Using SolidWorks design software, Aurora, IL-engineering firm The DiMonte Group has designed a voting machine that will enable handicapped citizens, including the blind, to vote. The machine, to be manufactured by AutoMARK, will be beta-tested in Phoenix during this year's presidential election, and will be commercially available in 2005. With a touch screen, brail keypad, audio, and "sip and puff" technology, the AutoMARK machine is designed to comply with new federal regulations that take effect in 2006 mandating that all precincts in the U.S. provide technology to enable the handicapped to vote unassisted.
Are they robots or androids? We're not exactly sure. Each talking, gesturing Geminoid looks exactly like a real individual, starting with their creator, professor Hiroshi Ishiguro of Osaka University in Japan.

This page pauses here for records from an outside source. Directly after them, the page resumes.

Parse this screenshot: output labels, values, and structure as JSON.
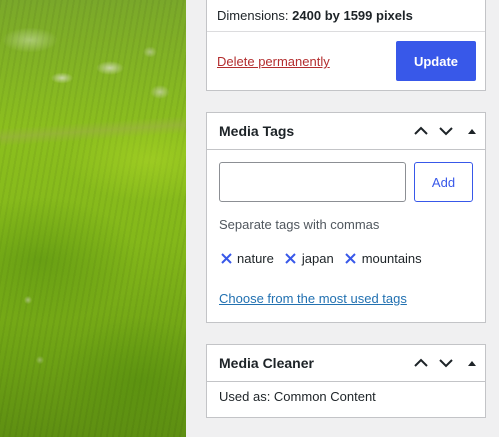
{
  "attachment": {
    "dimensions_label": "Dimensions:",
    "dimensions_value": "2400 by 1599 pixels",
    "delete_label": "Delete permanently",
    "update_label": "Update"
  },
  "media_tags": {
    "title": "Media Tags",
    "input_value": "",
    "add_label": "Add",
    "hint": "Separate tags with commas",
    "tags": [
      {
        "label": "nature"
      },
      {
        "label": "japan"
      },
      {
        "label": "mountains"
      }
    ],
    "choose_label": "Choose from the most used tags"
  },
  "media_cleaner": {
    "title": "Media Cleaner",
    "used_as": "Used as: Common Content"
  },
  "colors": {
    "accent": "#3858e9",
    "link": "#2271b1",
    "danger": "#b32d2e"
  },
  "icons": {
    "move_up": "chevron-up-icon",
    "move_down": "chevron-down-icon",
    "toggle": "caret-up-icon",
    "remove_tag": "x-icon"
  }
}
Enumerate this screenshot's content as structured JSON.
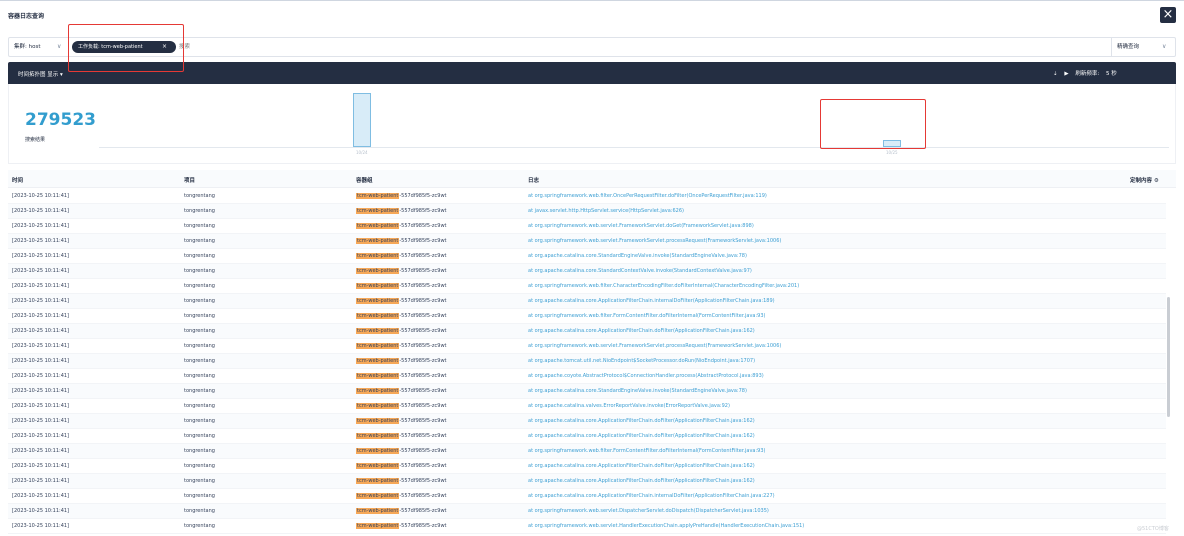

For industrial control applications, or even a simple assembly line, that machine can go almost 24/7 without a break. But what happens when the task is a little more complex? That’s where the “smart” machine would come in. The smart machine is one that has some simple (or complex in some cases) processing capability to be able to adapt to changing conditions. Such machines are suited for a host of applications, including automotive, aerospace, defense, medical, computers and electronics, telecommunications, consumer goods, and so on. This discussion will examine what’s possible with smart machines, and what tradeoffs need to be made to implement such a solution.